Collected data
- - - - -

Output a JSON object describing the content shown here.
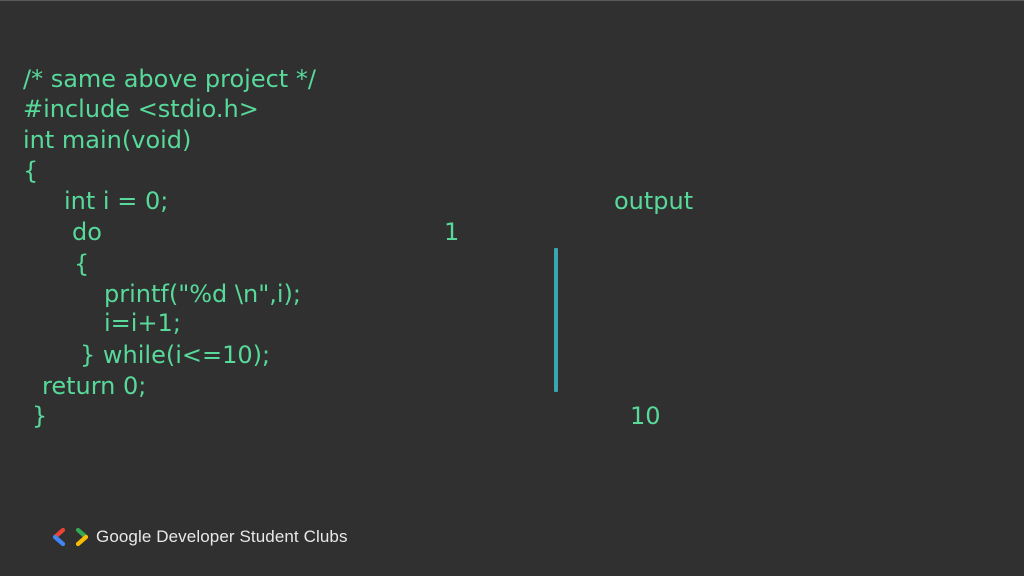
{
  "code": {
    "lines": [
      "/* same above project */",
      "#include <stdio.h>",
      "int main(void)",
      "{",
      "int i = 0;",
      "do",
      "{",
      "printf(\"%d \\n\",i);",
      "i=i+1;",
      "} while(i<=10);",
      "return 0;",
      "}"
    ]
  },
  "output": {
    "label": "output",
    "first_value": "1",
    "last_value": "10"
  },
  "footer": {
    "brand_text": "Google Developer Student Clubs",
    "logo_icon": "gdsc-logo-icon"
  },
  "colors": {
    "background": "#303030",
    "code_text": "#57d99a",
    "bar": "#3aa6b0",
    "footer_text": "#e8e8e8"
  }
}
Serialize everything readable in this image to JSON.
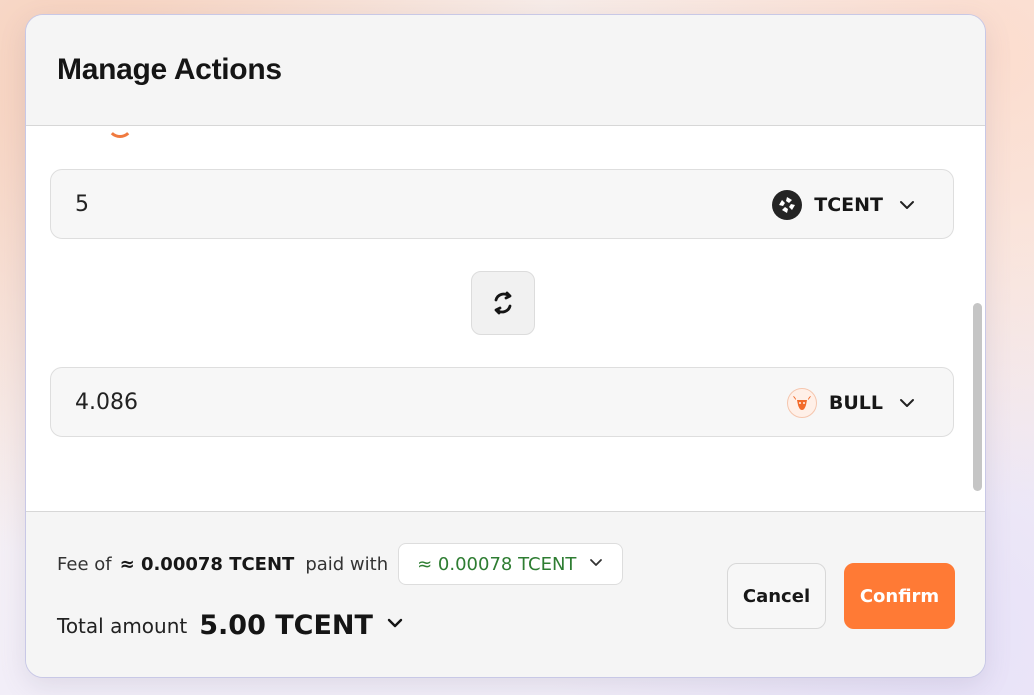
{
  "modal": {
    "title": "Manage Actions"
  },
  "swap": {
    "from": {
      "amount": "5",
      "token": "TCENT",
      "icon": "tcent-token-icon"
    },
    "to": {
      "amount": "4.086",
      "token": "BULL",
      "icon": "bull-token-icon"
    },
    "swap_icon": "swap-direction-icon"
  },
  "footer": {
    "fee_prefix": "Fee of",
    "fee_amount": "≈ 0.00078 TCENT",
    "paid_with_label": "paid with",
    "fee_token_select": "≈ 0.00078 TCENT",
    "total_label": "Total amount",
    "total_value": "5.00 TCENT"
  },
  "buttons": {
    "cancel": "Cancel",
    "confirm": "Confirm"
  },
  "colors": {
    "accent": "#ff7a35",
    "fee_text": "#2e7d32",
    "modal_border": "#c8c8e6"
  }
}
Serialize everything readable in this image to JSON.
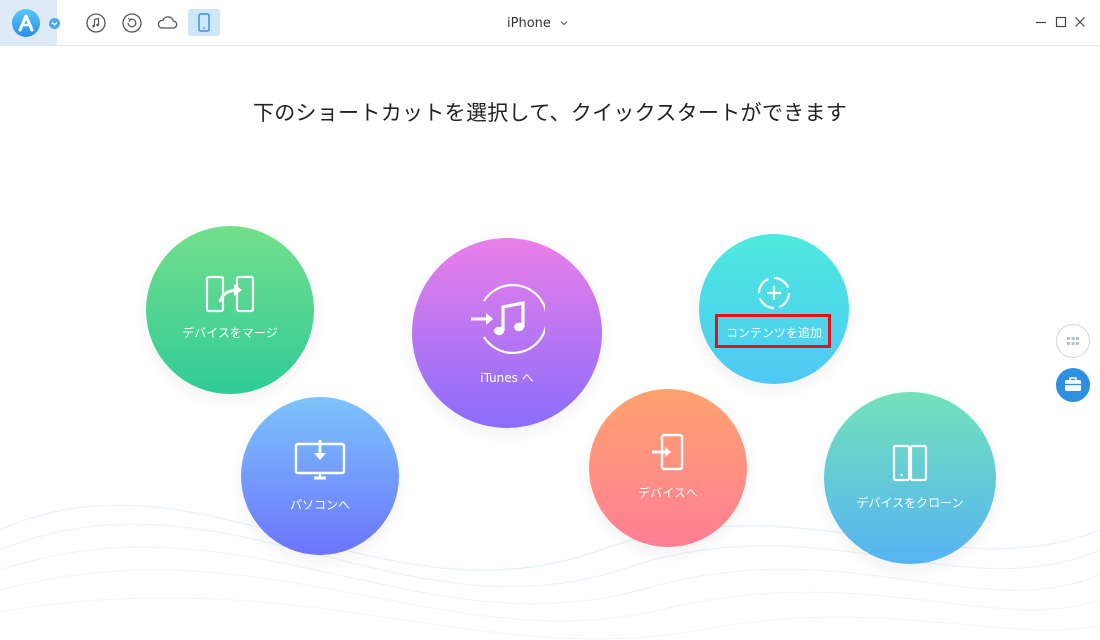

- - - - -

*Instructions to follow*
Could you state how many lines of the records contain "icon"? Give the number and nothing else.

*Solution to the problem*
4